Dataset rows describing interfaces
• • • • •

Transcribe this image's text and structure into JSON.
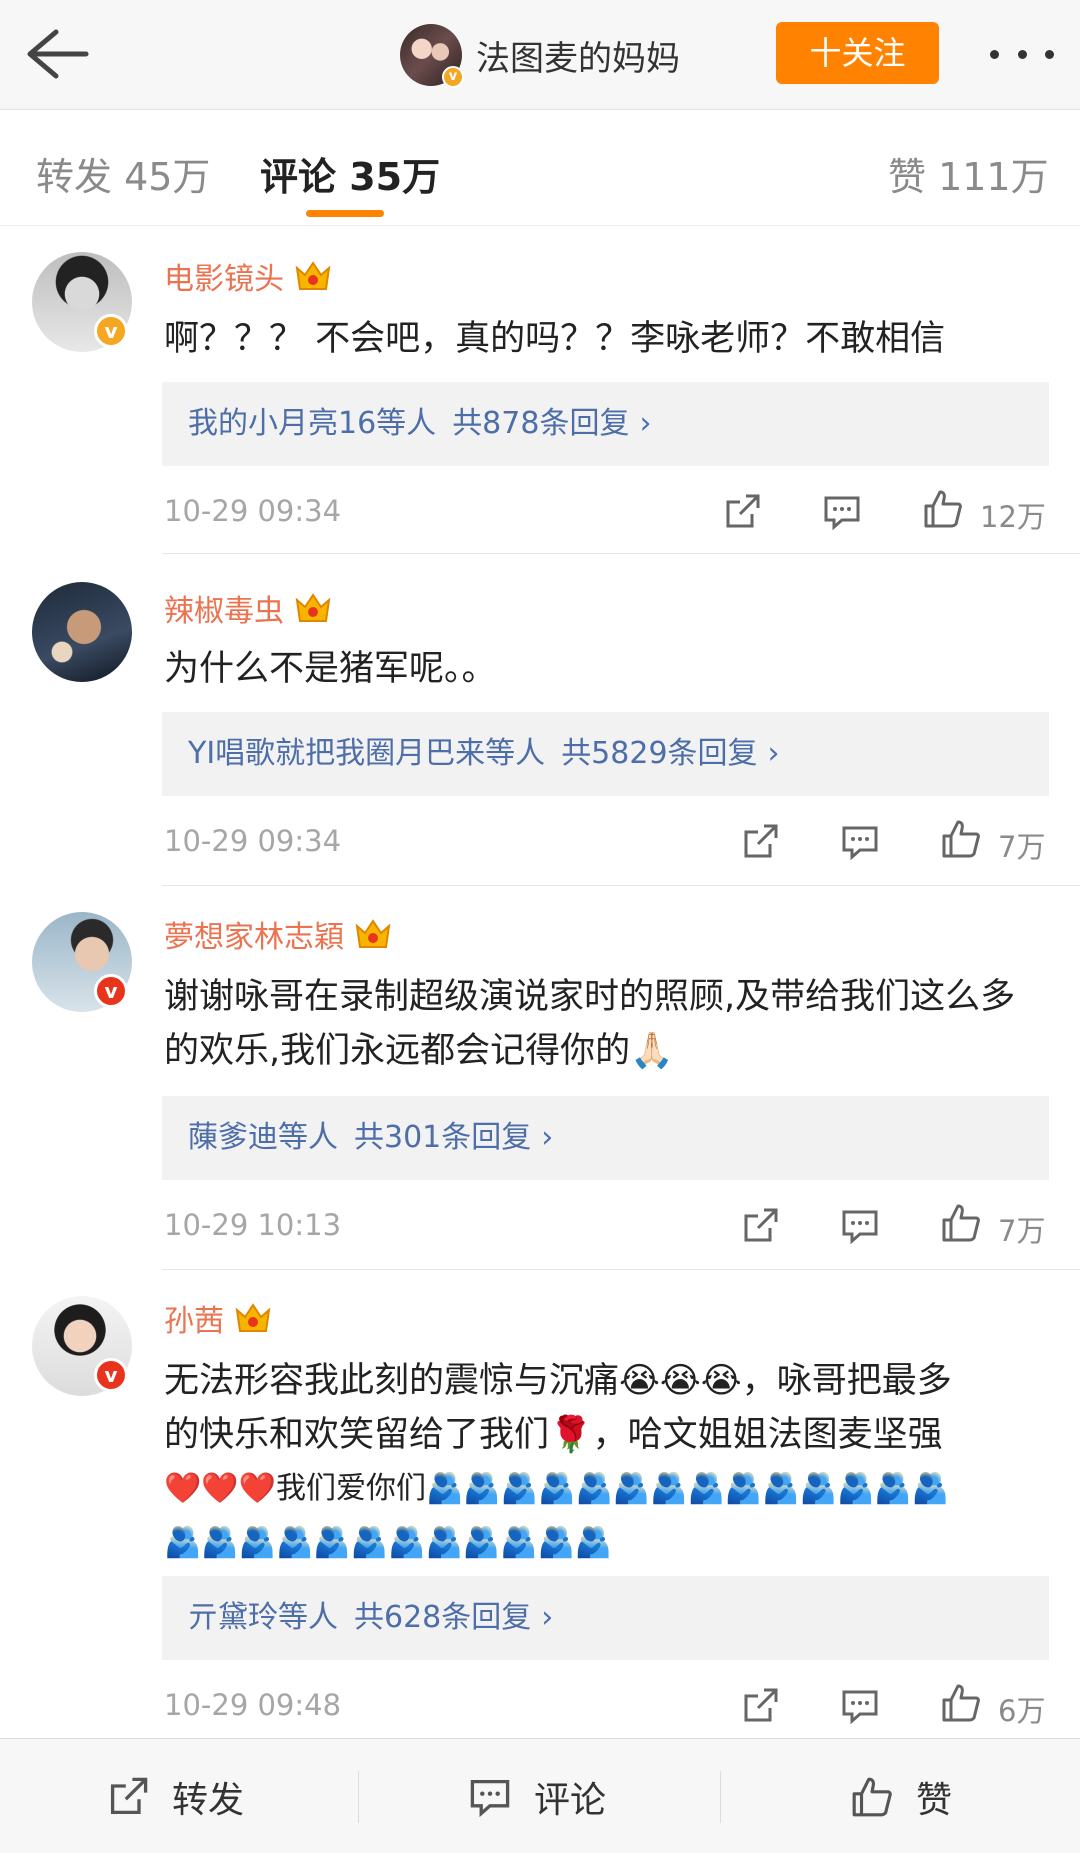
{
  "header": {
    "author_name": "法图麦的妈妈",
    "follow_label": "十关注"
  },
  "tabs": {
    "repost": "转发 45万",
    "comments": "评论 35万",
    "likes": "赞 111万"
  },
  "comments": [
    {
      "name": "电影镜头",
      "text": "啊？？？ 不会吧，真的吗？？李咏老师？不敢相信",
      "reply_names": "我的小月亮16等人",
      "reply_count": "共878条回复",
      "time": "10-29 09:34",
      "likes": "12万"
    },
    {
      "name": "辣椒毒虫",
      "text": "为什么不是猪军呢。。",
      "reply_names": "YI唱歌就把我圈月巴来等人",
      "reply_count": "共5829条回复",
      "time": "10-29 09:34",
      "likes": "7万"
    },
    {
      "name": "夢想家林志穎",
      "text": "谢谢咏哥在录制超级演说家时的照顾,及带给我们这么多的欢乐,我们永远都会记得你的🙏🏻",
      "reply_names": "蔯爹迪等人",
      "reply_count": "共301条回复",
      "time": "10-29 10:13",
      "likes": "7万"
    },
    {
      "name": "孙茜",
      "text_line1": "无法形容我此刻的震惊与沉痛😭😭😭，咏哥把最多",
      "text_line2": "的快乐和欢笑留给了我们🌹，哈文姐姐法图麦坚强",
      "text_line3": "❤️❤️❤️我们爱你们🫂🫂🫂🫂🫂🫂🫂🫂🫂🫂🫂🫂🫂🫂",
      "text_line4": "🫂🫂🫂🫂🫂🫂🫂🫂🫂🫂🫂🫂",
      "reply_names": "亓黛玲等人",
      "reply_count": "共628条回复",
      "time": "10-29 09:48",
      "likes": "6万"
    }
  ],
  "bottom": {
    "repost": "转发",
    "comment": "评论",
    "like": "赞"
  },
  "colors": {
    "accent": "#ff8200",
    "name": "#eb7350",
    "link": "#4d6ea8"
  }
}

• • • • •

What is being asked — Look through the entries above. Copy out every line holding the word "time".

Task output —
      "time": "10-29 09:34",
      "time": "10-29 09:34",
      "time": "10-29 10:13",
      "time": "10-29 09:48",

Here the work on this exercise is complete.